• How to complete this task: Leaving out every image, restate all the records word for word.

• Entries supplied:
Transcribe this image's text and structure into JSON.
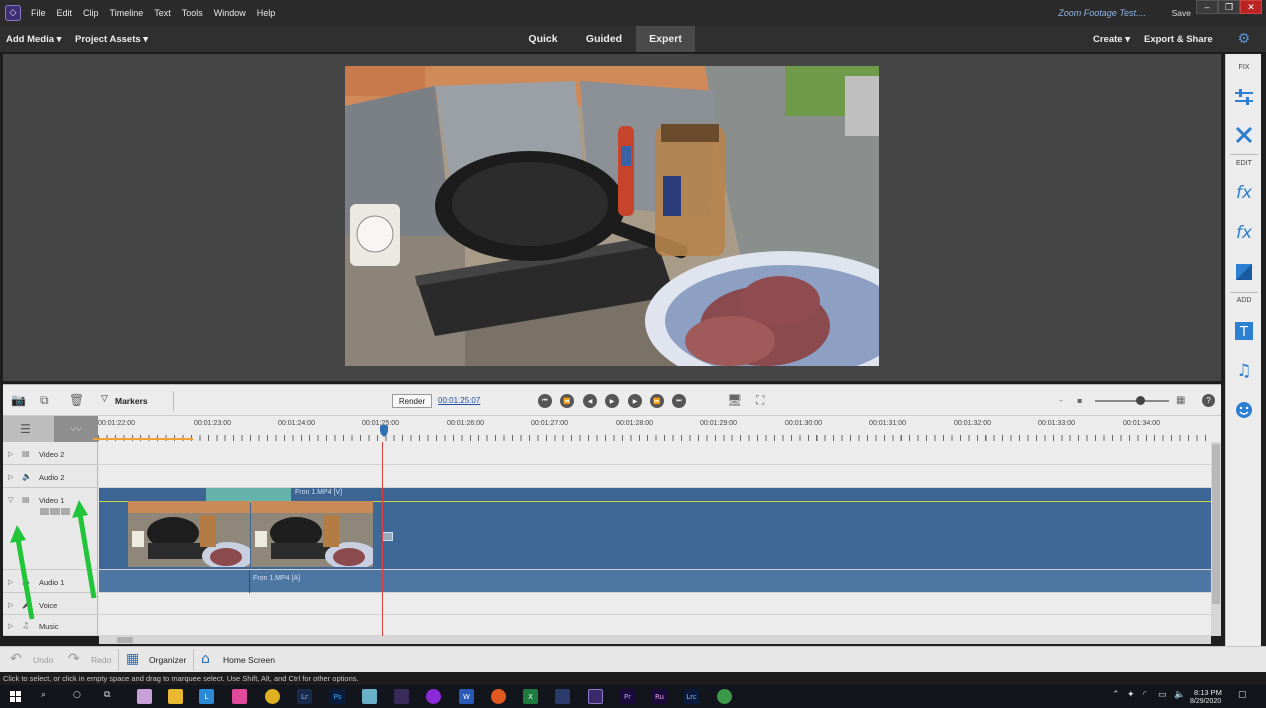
{
  "menubar": {
    "items": [
      "File",
      "Edit",
      "Clip",
      "Timeline",
      "Text",
      "Tools",
      "Window",
      "Help"
    ],
    "doc_title": "Zoom Footage Test....",
    "save_label": "Save"
  },
  "modebar": {
    "add_media": "Add Media ▾",
    "project_assets": "Project Assets ▾",
    "tabs": [
      "Quick",
      "Guided",
      "Expert"
    ],
    "active_tab": "Expert",
    "create": "Create ▾",
    "export_share": "Export & Share"
  },
  "right_panel": {
    "fix_label": "FIX",
    "edit_label": "EDIT",
    "add_label": "ADD"
  },
  "timeline_toolbar": {
    "markers_label": "Markers",
    "render_label": "Render",
    "timecode": "00:01:25:07"
  },
  "ruler": {
    "ticks": [
      "00:01:22:00",
      "00:01:23:00",
      "00:01:24:00",
      "00:01:25:00",
      "00:01:26:00",
      "00:01:27:00",
      "00:01:28:00",
      "00:01:29:00",
      "00:01:30:00",
      "00:01:31:00",
      "00:01:32:00",
      "00:01:33:00",
      "00:01:34:00"
    ]
  },
  "tracks": {
    "video2": "Video 2",
    "audio2": "Audio 2",
    "video1": "Video 1",
    "audio1": "Audio 1",
    "voice": "Voice",
    "music": "Music",
    "clip_video_label": "Fron 1.MP4 [V]",
    "clip_audio_label": "Fron 1.MP4 [A]"
  },
  "bottombar": {
    "undo": "Undo",
    "redo": "Redo",
    "organizer": "Organizer",
    "home_screen": "Home Screen"
  },
  "status": {
    "text": "Click to select, or click in empty space and drag to marquee select. Use Shift, Alt, and Ctrl for other options."
  },
  "taskbar": {
    "time": "8:13 PM",
    "date": "8/29/2020"
  },
  "colors": {
    "accent_blue": "#2d7fd1",
    "video_track": "#3e6896",
    "playhead": "#e04040",
    "annotation_arrow": "#22c43a"
  }
}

• Response box:
Transcribe this image's text and structure into JSON.
{
  "menubar": {
    "items": [
      "File",
      "Edit",
      "Clip",
      "Timeline",
      "Text",
      "Tools",
      "Window",
      "Help"
    ],
    "doc_title": "Zoom Footage Test....",
    "save_label": "Save"
  },
  "modebar": {
    "add_media": "Add Media ▾",
    "project_assets": "Project Assets ▾",
    "tabs": [
      "Quick",
      "Guided",
      "Expert"
    ],
    "active_tab": "Expert",
    "create": "Create ▾",
    "export_share": "Export & Share"
  },
  "right_panel": {
    "fix_label": "FIX",
    "edit_label": "EDIT",
    "add_label": "ADD"
  },
  "timeline_toolbar": {
    "markers_label": "Markers",
    "render_label": "Render",
    "timecode": "00:01:25:07"
  },
  "ruler": {
    "ticks": [
      "00:01:22:00",
      "00:01:23:00",
      "00:01:24:00",
      "00:01:25:00",
      "00:01:26:00",
      "00:01:27:00",
      "00:01:28:00",
      "00:01:29:00",
      "00:01:30:00",
      "00:01:31:00",
      "00:01:32:00",
      "00:01:33:00",
      "00:01:34:00"
    ]
  },
  "tracks": {
    "video2": "Video 2",
    "audio2": "Audio 2",
    "video1": "Video 1",
    "audio1": "Audio 1",
    "voice": "Voice",
    "music": "Music",
    "clip_video_label": "Fron 1.MP4 [V]",
    "clip_audio_label": "Fron 1.MP4 [A]"
  },
  "bottombar": {
    "undo": "Undo",
    "redo": "Redo",
    "organizer": "Organizer",
    "home_screen": "Home Screen"
  },
  "status": {
    "text": "Click to select, or click in empty space and drag to marquee select. Use Shift, Alt, and Ctrl for other options."
  },
  "taskbar": {
    "time": "8:13 PM",
    "date": "8/29/2020"
  },
  "colors": {
    "accent_blue": "#2d7fd1",
    "video_track": "#3e6896",
    "playhead": "#e04040",
    "annotation_arrow": "#22c43a"
  }
}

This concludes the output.